Wife of Boston Tea Party Participant Thomas Melville
Priscilla Scollay was born on August 15, 1755, in Boston, Massachusetts, daughter of John and Mercy Greenleaf Scollay. In 1761, along with about fifty other men, John Scollay signed a petition which was sent to King George III protesting the illegal actions of the British revenue officers. A strong supporter of colonial claims against the empire, John Scolly was chosen to Boston’s Board of Selectmen in 1764. The honor was repeated in 1773, and the following year he was made chairman, a title he held until 1790. Scollay Square in Boston is named for her family.
Thomas Melville was born in Boston, Massachusetts, January 27, 1752, the only son of Allan and Jean (Cargill) Melville. Losing his mother at the early age of eight, Thomas was raised and educated by his maternal grandmother, Mary (Abernethy) Cargill. At the age of fifteen, he entered the College of new Jersey (later Princeton University), where graduated in 1769 with a degree in theology.
Instead of becoming a minister, Melville went on a journey to Scotland, the home of his ancestors, as heir-at-law to his cousin, General Roland Melville. Thomas was welcomed there, and he received another degree from the St. Andrews College in Edinburgh. He would later receive an honorary Master of Arts degree from Harvard College in 1773.
Thomas Melville remained in Scotland and England two years, returning to Boston in 1773, where became a member of the Sons of Liberty organization led by Samuel Adams. From this period the cause of civil liberty engaged his attention. He took part in many of the important events preceding the revolution. He was one of the youthful disciples of Samuel Adams and John Hancock, and their friendships lasted for the rest of their lives.

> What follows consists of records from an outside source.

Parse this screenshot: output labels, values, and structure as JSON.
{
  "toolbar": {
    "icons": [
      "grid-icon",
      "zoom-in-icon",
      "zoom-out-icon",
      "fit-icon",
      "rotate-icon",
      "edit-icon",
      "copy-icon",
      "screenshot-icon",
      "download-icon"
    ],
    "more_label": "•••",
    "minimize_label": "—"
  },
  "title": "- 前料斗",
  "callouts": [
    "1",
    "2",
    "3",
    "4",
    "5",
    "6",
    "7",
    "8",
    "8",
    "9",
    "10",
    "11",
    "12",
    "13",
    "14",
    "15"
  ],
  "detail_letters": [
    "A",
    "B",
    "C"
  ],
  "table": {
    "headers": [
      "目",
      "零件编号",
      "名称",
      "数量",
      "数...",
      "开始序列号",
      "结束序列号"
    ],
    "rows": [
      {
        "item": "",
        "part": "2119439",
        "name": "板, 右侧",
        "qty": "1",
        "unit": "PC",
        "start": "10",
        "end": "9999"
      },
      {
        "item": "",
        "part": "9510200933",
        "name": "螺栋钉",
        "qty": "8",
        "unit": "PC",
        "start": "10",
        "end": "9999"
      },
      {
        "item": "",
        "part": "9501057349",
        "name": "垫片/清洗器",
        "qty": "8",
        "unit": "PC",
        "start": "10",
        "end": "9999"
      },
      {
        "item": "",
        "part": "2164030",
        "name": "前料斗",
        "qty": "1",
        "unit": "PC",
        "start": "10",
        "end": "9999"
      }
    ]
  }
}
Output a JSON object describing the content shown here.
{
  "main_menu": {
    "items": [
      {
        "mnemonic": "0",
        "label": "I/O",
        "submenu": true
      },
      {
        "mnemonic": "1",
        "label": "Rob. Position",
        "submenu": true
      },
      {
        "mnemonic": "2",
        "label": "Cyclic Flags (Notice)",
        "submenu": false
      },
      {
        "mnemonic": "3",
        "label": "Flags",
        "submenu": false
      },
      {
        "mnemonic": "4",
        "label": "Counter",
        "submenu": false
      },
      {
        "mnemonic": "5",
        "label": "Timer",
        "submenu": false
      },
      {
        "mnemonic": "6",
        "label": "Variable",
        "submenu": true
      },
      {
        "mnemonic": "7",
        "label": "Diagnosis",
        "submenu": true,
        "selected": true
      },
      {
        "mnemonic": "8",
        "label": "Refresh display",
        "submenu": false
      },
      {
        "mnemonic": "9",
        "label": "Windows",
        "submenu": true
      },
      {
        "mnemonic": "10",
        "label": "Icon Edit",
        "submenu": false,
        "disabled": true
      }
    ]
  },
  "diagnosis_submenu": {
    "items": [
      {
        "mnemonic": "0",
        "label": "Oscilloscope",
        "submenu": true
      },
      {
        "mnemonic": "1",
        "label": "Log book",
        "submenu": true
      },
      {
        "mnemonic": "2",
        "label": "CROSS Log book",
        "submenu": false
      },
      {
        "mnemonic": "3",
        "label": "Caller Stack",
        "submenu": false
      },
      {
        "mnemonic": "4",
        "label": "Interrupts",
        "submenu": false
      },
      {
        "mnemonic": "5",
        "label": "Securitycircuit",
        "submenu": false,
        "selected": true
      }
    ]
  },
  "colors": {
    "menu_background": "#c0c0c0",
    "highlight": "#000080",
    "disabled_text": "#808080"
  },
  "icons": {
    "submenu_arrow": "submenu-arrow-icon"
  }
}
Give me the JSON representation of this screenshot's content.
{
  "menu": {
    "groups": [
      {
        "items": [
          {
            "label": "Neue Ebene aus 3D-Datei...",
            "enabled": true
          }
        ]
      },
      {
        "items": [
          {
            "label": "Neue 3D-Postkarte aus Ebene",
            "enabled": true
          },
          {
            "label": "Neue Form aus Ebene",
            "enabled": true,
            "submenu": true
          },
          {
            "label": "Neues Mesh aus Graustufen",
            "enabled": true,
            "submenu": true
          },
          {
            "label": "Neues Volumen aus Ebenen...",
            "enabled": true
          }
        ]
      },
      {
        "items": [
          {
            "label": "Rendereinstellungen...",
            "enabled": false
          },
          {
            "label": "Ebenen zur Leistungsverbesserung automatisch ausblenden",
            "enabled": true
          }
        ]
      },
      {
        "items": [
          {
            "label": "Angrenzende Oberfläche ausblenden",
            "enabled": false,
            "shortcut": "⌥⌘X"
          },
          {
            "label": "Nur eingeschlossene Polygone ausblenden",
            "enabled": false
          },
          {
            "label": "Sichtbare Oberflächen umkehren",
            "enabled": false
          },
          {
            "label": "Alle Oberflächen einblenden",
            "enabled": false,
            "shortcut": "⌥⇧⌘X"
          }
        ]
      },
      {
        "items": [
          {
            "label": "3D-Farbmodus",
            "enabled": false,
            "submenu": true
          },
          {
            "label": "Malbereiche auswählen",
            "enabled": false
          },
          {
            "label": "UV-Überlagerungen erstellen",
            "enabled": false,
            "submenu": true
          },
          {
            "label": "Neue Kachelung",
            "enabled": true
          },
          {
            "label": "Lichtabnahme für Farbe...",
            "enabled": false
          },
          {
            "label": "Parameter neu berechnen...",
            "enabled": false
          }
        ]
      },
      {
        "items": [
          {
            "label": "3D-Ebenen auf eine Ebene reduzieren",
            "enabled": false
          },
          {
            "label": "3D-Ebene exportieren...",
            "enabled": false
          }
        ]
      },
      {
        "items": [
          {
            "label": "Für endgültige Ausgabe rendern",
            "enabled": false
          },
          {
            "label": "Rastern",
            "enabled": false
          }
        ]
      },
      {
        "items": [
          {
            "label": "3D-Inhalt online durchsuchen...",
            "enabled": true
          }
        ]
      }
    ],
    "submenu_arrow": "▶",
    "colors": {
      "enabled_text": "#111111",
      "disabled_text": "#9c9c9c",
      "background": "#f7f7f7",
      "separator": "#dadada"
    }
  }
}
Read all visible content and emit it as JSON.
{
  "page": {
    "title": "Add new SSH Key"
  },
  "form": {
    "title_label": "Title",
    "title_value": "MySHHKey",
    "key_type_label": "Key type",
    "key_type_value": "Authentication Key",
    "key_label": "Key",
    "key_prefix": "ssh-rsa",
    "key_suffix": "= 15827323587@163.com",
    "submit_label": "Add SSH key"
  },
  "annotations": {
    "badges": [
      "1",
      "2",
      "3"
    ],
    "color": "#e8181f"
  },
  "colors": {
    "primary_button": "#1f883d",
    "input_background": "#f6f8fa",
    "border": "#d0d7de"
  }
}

The Boston Tea Party
In 1773, Parliament passed the Tea Act, which required that the requisite tax be collected within 20 days of a ship’s arrival, making December 16 the deadline. This Act gave the English East India Company a chance to avert bankruptcy by granting a monopoly on the importation of tea into the colonies. The new regulations allowed the company to sell tea to the colonists at a low price, cheaper than the smuggled tea being sold by local merchants, even including the required duty. The British reasoned that the Americans would willingly pay the tax if they were able to pay a low price for the tea.